BEGIN
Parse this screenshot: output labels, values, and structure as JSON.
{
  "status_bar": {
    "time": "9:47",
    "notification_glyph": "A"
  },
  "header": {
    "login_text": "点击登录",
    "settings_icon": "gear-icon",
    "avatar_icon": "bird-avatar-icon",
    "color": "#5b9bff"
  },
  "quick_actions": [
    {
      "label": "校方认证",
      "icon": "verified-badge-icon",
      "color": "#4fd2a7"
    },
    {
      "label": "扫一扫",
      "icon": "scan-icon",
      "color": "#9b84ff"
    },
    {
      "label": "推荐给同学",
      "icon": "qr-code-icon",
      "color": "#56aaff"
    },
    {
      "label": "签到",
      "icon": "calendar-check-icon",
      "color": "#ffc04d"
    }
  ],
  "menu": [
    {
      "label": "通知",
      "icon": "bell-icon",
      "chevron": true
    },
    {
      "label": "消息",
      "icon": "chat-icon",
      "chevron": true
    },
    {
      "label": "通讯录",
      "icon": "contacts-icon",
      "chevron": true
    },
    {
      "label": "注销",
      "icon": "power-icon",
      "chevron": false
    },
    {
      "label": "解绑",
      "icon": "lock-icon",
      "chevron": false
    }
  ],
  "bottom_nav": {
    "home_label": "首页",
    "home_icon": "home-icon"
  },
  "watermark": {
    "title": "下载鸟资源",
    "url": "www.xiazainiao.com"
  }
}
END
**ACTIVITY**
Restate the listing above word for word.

**ANSWER SECTION**
Parse this screenshot: output labels, values, and structure as JSON.
{
  "status_bar": {
    "time": "9:47",
    "notification_glyph": "A"
  },
  "header": {
    "login_text": "点击登录",
    "settings_icon": "gear-icon",
    "avatar_icon": "bird-avatar-icon",
    "color": "#5b9bff"
  },
  "quick_actions": [
    {
      "label": "校方认证",
      "icon": "verified-badge-icon",
      "color": "#4fd2a7"
    },
    {
      "label": "扫一扫",
      "icon": "scan-icon",
      "color": "#9b84ff"
    },
    {
      "label": "推荐给同学",
      "icon": "qr-code-icon",
      "color": "#56aaff"
    },
    {
      "label": "签到",
      "icon": "calendar-check-icon",
      "color": "#ffc04d"
    }
  ],
  "menu": [
    {
      "label": "通知",
      "icon": "bell-icon",
      "chevron": true
    },
    {
      "label": "消息",
      "icon": "chat-icon",
      "chevron": true
    },
    {
      "label": "通讯录",
      "icon": "contacts-icon",
      "chevron": true
    },
    {
      "label": "注销",
      "icon": "power-icon",
      "chevron": false
    },
    {
      "label": "解绑",
      "icon": "lock-icon",
      "chevron": false
    }
  ],
  "bottom_nav": {
    "home_label": "首页",
    "home_icon": "home-icon"
  },
  "watermark": {
    "title": "下载鸟资源",
    "url": "www.xiazainiao.com"
  }
}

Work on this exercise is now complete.